Monumental Jar with Turquoise Glaze
The early Islamic period began in the 7th century A.D. with the consolidation of power by Muhammad in Arabia, and the subsequent Arab expansion into the vacuum of power caused by the collapse of the Persian Empire and the exhaustion of the Byzantine Empire. The spread of Islam was almost immediately carried beyond the borders of the Arabian Peninsula by Muhammad’s successors (the Caliphs) after his death in 632. The Caliph (Khalifa) commanded the loyalty of the Muslim tribes of Arabia, and within a decade of Muhammad’s death Arabian armies had successfully invaded Syria, Palestine, Lebanon, Jazira (the area encompassing the Euphrates and Tigris river basins in Iraq), Armenia and Egypt. The Byzantines were ejected, and large swathes of North Africa and Persia subsequently fell to the Arabs. This expansion was not without its difficulties, costs and compromises, and the caliphate had to maintain a large military force to contain various rebellions. Internally, the caliphate was not stable, with divided loyalties creating various factions in the ruling classes. Civil war broke out in 656 between those who supported the current caliph, and those who supported Mu’awiya, governor of Syria. After months of siege warfare, attempts at arbitration, assassinations and general chaos, Mu’awiya was eventually named head of state. Thus, began the reign of the first great Muslim dynasty, the Umayyads. Vessels and fragments of such have been found in a number of Early Islamic sites, including Samarra, Susa, Rosen-Ayalon, Hira, al-Mina Nishapur and Tarsus. The idea of monochrome, usually green, glazed moulded pottery jars like this one are among the oldest known from the Islamic period. The form and style draw inspiration from Sasanian and Parthian prototypes. The simple but unique decoration of dotted bands is a feature of earthenware of the period. Sometimes these vessels are decorated with incising and applied ornaments. One of the finest examples in a different form, but same genre is the slightly later green glazed dish in the Khalili collection. Despite their beauty these wares were used for practical purposes such as the storage and transportation of liquids and grains. The colour was created from copper and iron oxides mixed in an alkaline glaze. This was applied on top of a fine white paste so that the reddish surface of the clay would not show through. The shapes of the vessels reveal a reliance on Greek and Mesopotamian forms- although it is not easy to separate these two traditions as the eastern Greeks had themselves borrowed ideas from the Mesopotamians. It has also been suggested that in their colour and form there is some attempt to imitate metallic vessels which were undoubtedly more expensive. The green glaze has been likened to the patina that bronze acquires over time and some of the decorative elements have been compared to twisted metal.
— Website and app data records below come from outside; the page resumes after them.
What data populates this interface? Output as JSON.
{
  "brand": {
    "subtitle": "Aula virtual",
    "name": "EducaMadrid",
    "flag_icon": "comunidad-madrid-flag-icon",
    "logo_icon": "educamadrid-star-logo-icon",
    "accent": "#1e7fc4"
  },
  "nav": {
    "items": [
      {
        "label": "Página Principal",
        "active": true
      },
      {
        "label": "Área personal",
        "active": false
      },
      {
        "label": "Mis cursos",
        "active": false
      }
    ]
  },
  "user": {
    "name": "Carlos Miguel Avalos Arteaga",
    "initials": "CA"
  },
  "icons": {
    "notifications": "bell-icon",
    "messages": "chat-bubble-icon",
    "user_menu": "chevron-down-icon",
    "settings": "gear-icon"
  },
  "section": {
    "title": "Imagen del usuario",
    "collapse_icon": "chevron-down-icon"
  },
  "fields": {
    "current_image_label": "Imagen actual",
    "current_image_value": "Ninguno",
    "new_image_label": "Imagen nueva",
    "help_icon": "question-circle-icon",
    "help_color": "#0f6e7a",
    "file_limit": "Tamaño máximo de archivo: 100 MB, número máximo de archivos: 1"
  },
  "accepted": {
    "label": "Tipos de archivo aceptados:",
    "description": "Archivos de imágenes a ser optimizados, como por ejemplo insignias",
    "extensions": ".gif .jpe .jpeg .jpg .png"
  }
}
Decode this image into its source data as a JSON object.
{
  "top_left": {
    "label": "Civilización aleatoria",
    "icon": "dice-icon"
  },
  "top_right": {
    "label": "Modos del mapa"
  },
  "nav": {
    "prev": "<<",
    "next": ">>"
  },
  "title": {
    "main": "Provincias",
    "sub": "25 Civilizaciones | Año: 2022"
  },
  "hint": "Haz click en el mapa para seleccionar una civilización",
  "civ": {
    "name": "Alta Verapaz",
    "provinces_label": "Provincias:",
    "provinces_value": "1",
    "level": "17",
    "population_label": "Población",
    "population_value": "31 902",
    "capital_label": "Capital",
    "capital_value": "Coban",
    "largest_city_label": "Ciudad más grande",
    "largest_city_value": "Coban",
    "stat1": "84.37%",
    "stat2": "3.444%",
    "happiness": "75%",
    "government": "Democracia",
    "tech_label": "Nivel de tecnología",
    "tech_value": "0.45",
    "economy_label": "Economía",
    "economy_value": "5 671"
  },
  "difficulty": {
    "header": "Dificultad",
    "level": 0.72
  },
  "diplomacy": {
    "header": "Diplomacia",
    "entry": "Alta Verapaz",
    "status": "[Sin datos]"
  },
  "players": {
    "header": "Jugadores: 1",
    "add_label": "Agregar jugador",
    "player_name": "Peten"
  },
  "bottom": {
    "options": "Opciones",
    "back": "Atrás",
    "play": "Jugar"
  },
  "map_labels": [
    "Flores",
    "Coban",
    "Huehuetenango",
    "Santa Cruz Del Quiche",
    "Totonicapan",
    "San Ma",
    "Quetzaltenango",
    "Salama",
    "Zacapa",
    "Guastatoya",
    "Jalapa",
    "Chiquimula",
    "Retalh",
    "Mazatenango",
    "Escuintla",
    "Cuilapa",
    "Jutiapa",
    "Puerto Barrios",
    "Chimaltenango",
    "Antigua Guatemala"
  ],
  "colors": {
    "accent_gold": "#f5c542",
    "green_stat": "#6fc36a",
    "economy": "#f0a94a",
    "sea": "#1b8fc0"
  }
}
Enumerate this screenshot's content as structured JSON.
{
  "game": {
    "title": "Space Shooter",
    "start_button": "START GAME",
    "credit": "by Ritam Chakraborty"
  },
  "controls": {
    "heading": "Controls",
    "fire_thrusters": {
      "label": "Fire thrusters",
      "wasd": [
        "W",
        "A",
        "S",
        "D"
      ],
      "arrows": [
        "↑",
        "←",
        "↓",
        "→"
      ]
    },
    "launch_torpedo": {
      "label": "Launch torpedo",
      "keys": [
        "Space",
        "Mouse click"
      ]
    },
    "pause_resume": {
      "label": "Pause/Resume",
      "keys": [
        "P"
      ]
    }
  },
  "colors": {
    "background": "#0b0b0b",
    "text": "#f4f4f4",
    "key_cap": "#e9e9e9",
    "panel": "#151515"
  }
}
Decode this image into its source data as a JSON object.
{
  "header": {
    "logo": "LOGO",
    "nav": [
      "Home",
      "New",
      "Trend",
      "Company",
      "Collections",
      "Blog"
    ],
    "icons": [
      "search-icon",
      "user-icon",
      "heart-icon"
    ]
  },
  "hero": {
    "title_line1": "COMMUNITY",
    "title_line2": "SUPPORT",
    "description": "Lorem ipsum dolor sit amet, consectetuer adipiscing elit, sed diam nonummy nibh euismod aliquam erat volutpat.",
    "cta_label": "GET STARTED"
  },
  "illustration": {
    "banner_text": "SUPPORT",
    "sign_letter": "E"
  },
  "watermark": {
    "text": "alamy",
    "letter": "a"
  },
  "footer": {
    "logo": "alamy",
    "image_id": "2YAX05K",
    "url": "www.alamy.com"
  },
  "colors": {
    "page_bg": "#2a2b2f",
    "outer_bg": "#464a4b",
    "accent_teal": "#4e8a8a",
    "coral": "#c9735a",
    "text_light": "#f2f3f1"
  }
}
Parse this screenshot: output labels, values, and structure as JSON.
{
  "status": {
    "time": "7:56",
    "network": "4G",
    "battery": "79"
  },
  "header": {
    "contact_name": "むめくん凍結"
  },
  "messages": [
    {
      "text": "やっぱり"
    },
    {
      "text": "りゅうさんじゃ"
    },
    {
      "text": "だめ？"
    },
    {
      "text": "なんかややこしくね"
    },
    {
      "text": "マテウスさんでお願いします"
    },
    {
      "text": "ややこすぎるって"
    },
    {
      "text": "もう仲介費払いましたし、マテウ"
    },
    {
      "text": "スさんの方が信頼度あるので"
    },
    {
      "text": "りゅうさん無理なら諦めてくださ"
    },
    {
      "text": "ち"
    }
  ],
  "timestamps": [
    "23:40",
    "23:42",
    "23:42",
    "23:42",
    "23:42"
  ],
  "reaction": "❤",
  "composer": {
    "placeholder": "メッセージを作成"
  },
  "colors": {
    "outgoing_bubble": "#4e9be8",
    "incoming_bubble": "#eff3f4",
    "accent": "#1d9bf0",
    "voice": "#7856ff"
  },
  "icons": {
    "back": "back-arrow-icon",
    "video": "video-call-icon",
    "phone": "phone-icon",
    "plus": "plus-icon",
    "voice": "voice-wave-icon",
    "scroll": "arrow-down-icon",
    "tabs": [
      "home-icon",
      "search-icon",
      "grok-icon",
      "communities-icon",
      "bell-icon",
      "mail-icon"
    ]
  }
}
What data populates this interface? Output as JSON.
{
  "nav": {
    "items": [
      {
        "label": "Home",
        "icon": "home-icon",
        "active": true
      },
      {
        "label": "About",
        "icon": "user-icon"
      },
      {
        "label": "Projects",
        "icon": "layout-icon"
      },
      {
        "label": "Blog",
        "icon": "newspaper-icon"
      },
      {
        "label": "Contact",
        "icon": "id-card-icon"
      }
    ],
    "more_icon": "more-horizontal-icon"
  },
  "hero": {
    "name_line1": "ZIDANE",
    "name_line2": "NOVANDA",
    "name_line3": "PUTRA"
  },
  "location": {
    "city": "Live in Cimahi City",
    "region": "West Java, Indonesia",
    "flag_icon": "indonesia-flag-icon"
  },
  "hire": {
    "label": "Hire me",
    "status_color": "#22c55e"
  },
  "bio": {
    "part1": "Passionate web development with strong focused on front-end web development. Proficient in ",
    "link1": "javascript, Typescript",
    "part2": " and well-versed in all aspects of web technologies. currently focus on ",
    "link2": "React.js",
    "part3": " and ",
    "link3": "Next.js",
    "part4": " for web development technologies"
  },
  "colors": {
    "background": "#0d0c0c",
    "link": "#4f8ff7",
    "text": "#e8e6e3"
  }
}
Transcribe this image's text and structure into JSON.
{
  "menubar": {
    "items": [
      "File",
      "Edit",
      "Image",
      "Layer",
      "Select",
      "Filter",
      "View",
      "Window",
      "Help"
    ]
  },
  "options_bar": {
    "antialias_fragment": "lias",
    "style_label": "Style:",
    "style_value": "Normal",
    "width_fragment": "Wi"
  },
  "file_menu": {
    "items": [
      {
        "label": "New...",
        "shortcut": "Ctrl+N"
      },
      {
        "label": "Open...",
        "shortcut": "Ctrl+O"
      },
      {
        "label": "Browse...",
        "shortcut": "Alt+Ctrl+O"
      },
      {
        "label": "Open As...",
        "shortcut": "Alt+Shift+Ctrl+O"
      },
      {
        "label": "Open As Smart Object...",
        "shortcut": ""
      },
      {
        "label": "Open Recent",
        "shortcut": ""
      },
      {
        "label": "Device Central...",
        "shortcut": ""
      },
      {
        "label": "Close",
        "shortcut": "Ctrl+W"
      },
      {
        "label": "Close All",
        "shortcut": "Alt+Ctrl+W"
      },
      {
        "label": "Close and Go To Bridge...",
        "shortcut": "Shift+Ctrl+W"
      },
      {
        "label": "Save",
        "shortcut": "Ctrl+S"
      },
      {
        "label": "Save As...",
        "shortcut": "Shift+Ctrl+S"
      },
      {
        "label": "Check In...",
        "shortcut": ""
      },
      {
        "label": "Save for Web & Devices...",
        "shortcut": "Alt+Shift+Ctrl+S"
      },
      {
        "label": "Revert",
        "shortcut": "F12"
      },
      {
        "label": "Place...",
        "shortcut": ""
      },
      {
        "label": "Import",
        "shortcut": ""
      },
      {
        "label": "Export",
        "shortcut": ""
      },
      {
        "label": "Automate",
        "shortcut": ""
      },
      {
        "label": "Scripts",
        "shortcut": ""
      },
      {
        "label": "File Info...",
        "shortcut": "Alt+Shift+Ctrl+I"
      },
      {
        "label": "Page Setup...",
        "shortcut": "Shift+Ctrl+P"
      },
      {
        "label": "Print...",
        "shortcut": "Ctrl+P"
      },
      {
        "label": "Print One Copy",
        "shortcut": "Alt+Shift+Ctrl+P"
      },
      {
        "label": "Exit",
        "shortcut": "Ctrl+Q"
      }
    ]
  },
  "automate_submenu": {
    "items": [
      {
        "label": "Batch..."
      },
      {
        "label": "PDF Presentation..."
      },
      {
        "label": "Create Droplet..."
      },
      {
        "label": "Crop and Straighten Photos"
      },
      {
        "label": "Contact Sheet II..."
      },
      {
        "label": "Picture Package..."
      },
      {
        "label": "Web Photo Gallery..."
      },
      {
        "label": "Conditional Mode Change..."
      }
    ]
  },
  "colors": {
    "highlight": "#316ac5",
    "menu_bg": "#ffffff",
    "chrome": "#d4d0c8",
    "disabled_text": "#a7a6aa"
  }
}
‘The Emile Tabbagh Collection, Early Mediterranean and Near Eastern Art, Anderson Galleries’, New York, 3-4 January 1936, Lot 95.
David Aaron Ltd, 2022, No. 25
Previously in the Private Collection of Émile Tabbagh (1879–1933), Paris and New York, prior to 1933.
Sold at: ‘The Emile Tabbagh Collection, Early Mediterranean and Near Eastern Art, Anderson Galleries’, New York, 3-4 January 1936, Lot 95.
Private Collection of Paul W. Doll (1926-2020), USA, most likely acquired at some point between the 1940s – 1960s.
ALR: S00205483, with IADAA certificate, this item has been checked against the Interpol database.
Paul W. Doll (1926-2020) was a connoisseur of medieval and Renaissance sculpture. A prominent New York stockbroker in the 1970’s, he turned his back on society and retreated to a quiet life in the Appalachians of North Carolina for the majority of his life, taking his extensive museum quality art collection with him.